*** Input Section Begins ***
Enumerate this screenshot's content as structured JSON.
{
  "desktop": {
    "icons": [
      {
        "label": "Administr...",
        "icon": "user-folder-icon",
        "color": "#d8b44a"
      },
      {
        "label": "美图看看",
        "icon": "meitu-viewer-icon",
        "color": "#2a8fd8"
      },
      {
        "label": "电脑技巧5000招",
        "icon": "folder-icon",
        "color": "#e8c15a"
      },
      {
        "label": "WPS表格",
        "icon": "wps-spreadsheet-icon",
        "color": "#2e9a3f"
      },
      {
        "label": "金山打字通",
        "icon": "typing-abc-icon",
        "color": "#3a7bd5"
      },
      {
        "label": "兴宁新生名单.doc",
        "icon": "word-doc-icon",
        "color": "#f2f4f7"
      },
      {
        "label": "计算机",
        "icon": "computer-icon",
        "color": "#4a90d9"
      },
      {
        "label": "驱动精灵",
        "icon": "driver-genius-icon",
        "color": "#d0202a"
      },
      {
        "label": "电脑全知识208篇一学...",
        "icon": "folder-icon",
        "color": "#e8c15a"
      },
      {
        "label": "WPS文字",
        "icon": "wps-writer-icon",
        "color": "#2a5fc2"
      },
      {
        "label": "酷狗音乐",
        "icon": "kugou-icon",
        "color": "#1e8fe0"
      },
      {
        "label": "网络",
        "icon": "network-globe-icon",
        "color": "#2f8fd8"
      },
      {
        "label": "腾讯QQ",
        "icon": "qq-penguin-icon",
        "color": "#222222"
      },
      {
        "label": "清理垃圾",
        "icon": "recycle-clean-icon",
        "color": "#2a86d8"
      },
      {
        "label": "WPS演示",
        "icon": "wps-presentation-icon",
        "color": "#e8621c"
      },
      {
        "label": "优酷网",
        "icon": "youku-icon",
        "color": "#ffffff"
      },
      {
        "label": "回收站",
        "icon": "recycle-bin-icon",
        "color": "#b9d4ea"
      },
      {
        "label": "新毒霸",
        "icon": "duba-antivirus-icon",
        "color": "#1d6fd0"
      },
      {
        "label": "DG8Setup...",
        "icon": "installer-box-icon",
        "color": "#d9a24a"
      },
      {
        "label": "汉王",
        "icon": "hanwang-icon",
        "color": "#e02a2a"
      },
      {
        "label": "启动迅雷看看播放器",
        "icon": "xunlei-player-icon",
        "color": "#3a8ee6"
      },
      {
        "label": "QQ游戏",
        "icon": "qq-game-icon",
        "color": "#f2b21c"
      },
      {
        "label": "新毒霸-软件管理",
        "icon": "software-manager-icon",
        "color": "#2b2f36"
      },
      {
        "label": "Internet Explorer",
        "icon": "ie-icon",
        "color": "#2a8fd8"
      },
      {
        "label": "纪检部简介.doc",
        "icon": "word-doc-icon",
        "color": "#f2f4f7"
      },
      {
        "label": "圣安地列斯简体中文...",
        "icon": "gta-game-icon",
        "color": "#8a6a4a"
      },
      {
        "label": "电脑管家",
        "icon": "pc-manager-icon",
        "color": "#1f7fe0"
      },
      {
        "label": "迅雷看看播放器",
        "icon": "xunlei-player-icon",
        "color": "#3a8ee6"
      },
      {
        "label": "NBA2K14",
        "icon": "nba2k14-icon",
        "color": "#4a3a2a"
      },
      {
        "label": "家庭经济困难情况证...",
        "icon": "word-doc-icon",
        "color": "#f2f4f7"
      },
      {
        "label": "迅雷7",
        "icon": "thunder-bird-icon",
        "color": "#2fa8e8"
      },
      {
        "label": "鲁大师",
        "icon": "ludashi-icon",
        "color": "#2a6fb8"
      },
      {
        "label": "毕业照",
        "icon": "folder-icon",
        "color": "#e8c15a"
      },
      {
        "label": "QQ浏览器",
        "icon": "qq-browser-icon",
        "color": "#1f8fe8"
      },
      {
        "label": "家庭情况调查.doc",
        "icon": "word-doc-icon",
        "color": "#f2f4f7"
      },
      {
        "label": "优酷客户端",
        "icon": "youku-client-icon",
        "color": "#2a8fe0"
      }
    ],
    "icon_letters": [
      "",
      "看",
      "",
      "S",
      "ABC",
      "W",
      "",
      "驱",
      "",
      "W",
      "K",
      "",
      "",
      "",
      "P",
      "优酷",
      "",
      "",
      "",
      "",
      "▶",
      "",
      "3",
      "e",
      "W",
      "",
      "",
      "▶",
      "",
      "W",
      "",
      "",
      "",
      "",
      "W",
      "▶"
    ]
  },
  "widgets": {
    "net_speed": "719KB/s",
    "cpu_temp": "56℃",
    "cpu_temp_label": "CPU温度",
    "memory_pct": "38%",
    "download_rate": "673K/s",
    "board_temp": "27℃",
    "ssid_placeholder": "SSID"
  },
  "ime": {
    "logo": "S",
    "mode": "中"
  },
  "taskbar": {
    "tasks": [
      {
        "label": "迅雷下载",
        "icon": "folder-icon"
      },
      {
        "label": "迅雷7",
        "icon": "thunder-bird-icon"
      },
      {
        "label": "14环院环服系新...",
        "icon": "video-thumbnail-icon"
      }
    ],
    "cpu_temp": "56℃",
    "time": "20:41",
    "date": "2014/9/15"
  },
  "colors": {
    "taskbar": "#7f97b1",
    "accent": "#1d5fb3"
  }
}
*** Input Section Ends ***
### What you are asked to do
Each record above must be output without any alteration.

### Reply to the task
Enumerate this screenshot's content as structured JSON.
{
  "desktop": {
    "icons": [
      {
        "label": "Administr...",
        "icon": "user-folder-icon",
        "color": "#d8b44a"
      },
      {
        "label": "美图看看",
        "icon": "meitu-viewer-icon",
        "color": "#2a8fd8"
      },
      {
        "label": "电脑技巧5000招",
        "icon": "folder-icon",
        "color": "#e8c15a"
      },
      {
        "label": "WPS表格",
        "icon": "wps-spreadsheet-icon",
        "color": "#2e9a3f"
      },
      {
        "label": "金山打字通",
        "icon": "typing-abc-icon",
        "color": "#3a7bd5"
      },
      {
        "label": "兴宁新生名单.doc",
        "icon": "word-doc-icon",
        "color": "#f2f4f7"
      },
      {
        "label": "计算机",
        "icon": "computer-icon",
        "color": "#4a90d9"
      },
      {
        "label": "驱动精灵",
        "icon": "driver-genius-icon",
        "color": "#d0202a"
      },
      {
        "label": "电脑全知识208篇一学...",
        "icon": "folder-icon",
        "color": "#e8c15a"
      },
      {
        "label": "WPS文字",
        "icon": "wps-writer-icon",
        "color": "#2a5fc2"
      },
      {
        "label": "酷狗音乐",
        "icon": "kugou-icon",
        "color": "#1e8fe0"
      },
      {
        "label": "网络",
        "icon": "network-globe-icon",
        "color": "#2f8fd8"
      },
      {
        "label": "腾讯QQ",
        "icon": "qq-penguin-icon",
        "color": "#222222"
      },
      {
        "label": "清理垃圾",
        "icon": "recycle-clean-icon",
        "color": "#2a86d8"
      },
      {
        "label": "WPS演示",
        "icon": "wps-presentation-icon",
        "color": "#e8621c"
      },
      {
        "label": "优酷网",
        "icon": "youku-icon",
        "color": "#ffffff"
      },
      {
        "label": "回收站",
        "icon": "recycle-bin-icon",
        "color": "#b9d4ea"
      },
      {
        "label": "新毒霸",
        "icon": "duba-antivirus-icon",
        "color": "#1d6fd0"
      },
      {
        "label": "DG8Setup...",
        "icon": "installer-box-icon",
        "color": "#d9a24a"
      },
      {
        "label": "汉王",
        "icon": "hanwang-icon",
        "color": "#e02a2a"
      },
      {
        "label": "启动迅雷看看播放器",
        "icon": "xunlei-player-icon",
        "color": "#3a8ee6"
      },
      {
        "label": "QQ游戏",
        "icon": "qq-game-icon",
        "color": "#f2b21c"
      },
      {
        "label": "新毒霸-软件管理",
        "icon": "software-manager-icon",
        "color": "#2b2f36"
      },
      {
        "label": "Internet Explorer",
        "icon": "ie-icon",
        "color": "#2a8fd8"
      },
      {
        "label": "纪检部简介.doc",
        "icon": "word-doc-icon",
        "color": "#f2f4f7"
      },
      {
        "label": "圣安地列斯简体中文...",
        "icon": "gta-game-icon",
        "color": "#8a6a4a"
      },
      {
        "label": "电脑管家",
        "icon": "pc-manager-icon",
        "color": "#1f7fe0"
      },
      {
        "label": "迅雷看看播放器",
        "icon": "xunlei-player-icon",
        "color": "#3a8ee6"
      },
      {
        "label": "NBA2K14",
        "icon": "nba2k14-icon",
        "color": "#4a3a2a"
      },
      {
        "label": "家庭经济困难情况证...",
        "icon": "word-doc-icon",
        "color": "#f2f4f7"
      },
      {
        "label": "迅雷7",
        "icon": "thunder-bird-icon",
        "color": "#2fa8e8"
      },
      {
        "label": "鲁大师",
        "icon": "ludashi-icon",
        "color": "#2a6fb8"
      },
      {
        "label": "毕业照",
        "icon": "folder-icon",
        "color": "#e8c15a"
      },
      {
        "label": "QQ浏览器",
        "icon": "qq-browser-icon",
        "color": "#1f8fe8"
      },
      {
        "label": "家庭情况调查.doc",
        "icon": "word-doc-icon",
        "color": "#f2f4f7"
      },
      {
        "label": "优酷客户端",
        "icon": "youku-client-icon",
        "color": "#2a8fe0"
      }
    ],
    "icon_letters": [
      "",
      "看",
      "",
      "S",
      "ABC",
      "W",
      "",
      "驱",
      "",
      "W",
      "K",
      "",
      "",
      "",
      "P",
      "优酷",
      "",
      "",
      "",
      "",
      "▶",
      "",
      "3",
      "e",
      "W",
      "",
      "",
      "▶",
      "",
      "W",
      "",
      "",
      "",
      "",
      "W",
      "▶"
    ]
  },
  "widgets": {
    "net_speed": "719KB/s",
    "cpu_temp": "56℃",
    "cpu_temp_label": "CPU温度",
    "memory_pct": "38%",
    "download_rate": "673K/s",
    "board_temp": "27℃",
    "ssid_placeholder": "SSID"
  },
  "ime": {
    "logo": "S",
    "mode": "中"
  },
  "taskbar": {
    "tasks": [
      {
        "label": "迅雷下载",
        "icon": "folder-icon"
      },
      {
        "label": "迅雷7",
        "icon": "thunder-bird-icon"
      },
      {
        "label": "14环院环服系新...",
        "icon": "video-thumbnail-icon"
      }
    ],
    "cpu_temp": "56℃",
    "time": "20:41",
    "date": "2014/9/15"
  },
  "colors": {
    "taskbar": "#7f97b1",
    "accent": "#1d5fb3"
  }
}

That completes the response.